4:6-18, Acts 27:23-24
texts refer to same incident
two men once faced each other – Nero, sovereign of the world and Paul, the
prisoner of Jesus Christ
II. Paul looks upon Nero
thirty years of age; been emperor for fourteen years
30 his face marred by dissipation
hair, dull gray eyes, thick neck, terrible curled lips
last of the Caesars – bloodline stopped in him
many ancient biographers and modern biographers
from the line of Caesars from Augustus
His mother Agrippina II engineered his rise to the throne by murder
III. Nero looks upon Paul
a man of like stature with himself, or smaller
His eyes bad; premature beyond his years, stooped through heavy burdens he has
borne for years
IV. Contrast between the two men
a prisoner often – Nero sits on a throne in a golden palace
Paul accustomed to prison fare of bread and water – delicacies of Nero’s able
were brought from ends of the empire
Paul wore travel-stained garments, all he had – Nero never wore a garment more

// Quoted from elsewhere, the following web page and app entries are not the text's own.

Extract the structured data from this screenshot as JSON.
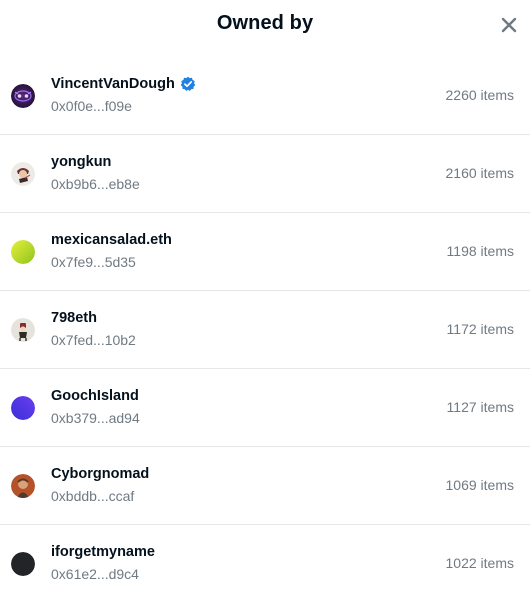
{
  "dialog": {
    "title": "Owned by",
    "close_icon": "close-icon"
  },
  "owners": [
    {
      "name": "VincentVanDough",
      "verified": true,
      "address": "0x0f0e...f09e",
      "count": "2260 items",
      "avatar": "dark-purple-avatar-icon"
    },
    {
      "name": "yongkun",
      "verified": false,
      "address": "0xb9b6...eb8e",
      "count": "2160 items",
      "avatar": "character-avatar-icon"
    },
    {
      "name": "mexicansalad.eth",
      "verified": false,
      "address": "0x7fe9...5d35",
      "count": "1198 items",
      "avatar": "yellow-green-gradient-avatar-icon"
    },
    {
      "name": "798eth",
      "verified": false,
      "address": "0x7fed...10b2",
      "count": "1172 items",
      "avatar": "figure-avatar-icon"
    },
    {
      "name": "GoochIsland",
      "verified": false,
      "address": "0xb379...ad94",
      "count": "1127 items",
      "avatar": "blue-purple-gradient-avatar-icon"
    },
    {
      "name": "Cyborgnomad",
      "verified": false,
      "address": "0xbddb...ccaf",
      "count": "1069 items",
      "avatar": "portrait-avatar-icon"
    },
    {
      "name": "iforgetmyname",
      "verified": false,
      "address": "0x61e2...d9c4",
      "count": "1022 items",
      "avatar": "black-avatar-icon"
    }
  ],
  "colors": {
    "text_primary": "#04111d",
    "text_secondary": "#707a83",
    "divider": "#e5e8eb",
    "verified_badge": "#2081e2"
  }
}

than once (2 Timothy 4:13)
– their hearts, affections, feelings
a wealth of tenderness, feeling, great sensitivity
a. Churches loved him,
and he them
Nero demanded love – killing those who denied him, or those who crossed him, or
those who stood in his way
Nero had an ambition to be a player, singer, actor and charioteer
a. Capital crime to
call him bad charioteer, or singer or actor
Paul’s ambition was to make the gospel known in the world
Nero wanted to be popular; everybody hated him
Paul scorned the praise of men and won it from them and from God(2 Timothy 4:8)
was an infidel; claimed himself to be a god
A product of infidelity, materialism, sensuality, pleasure – no accident he was
first Caesar to persecute the Christians
Paul believed there is a God to whom we are answerable, a Savior
Death – they died within a few weeks of each other; Paul first, then Nero
Nero, in Greece sporting, dancing, playing when he receives word of provinces
Hastens back to Rome, finding he is betrayed and flees
Four miles outside Rome he crawls into home of one of his slaves
Without the courage to commit suicide himself, he begs for help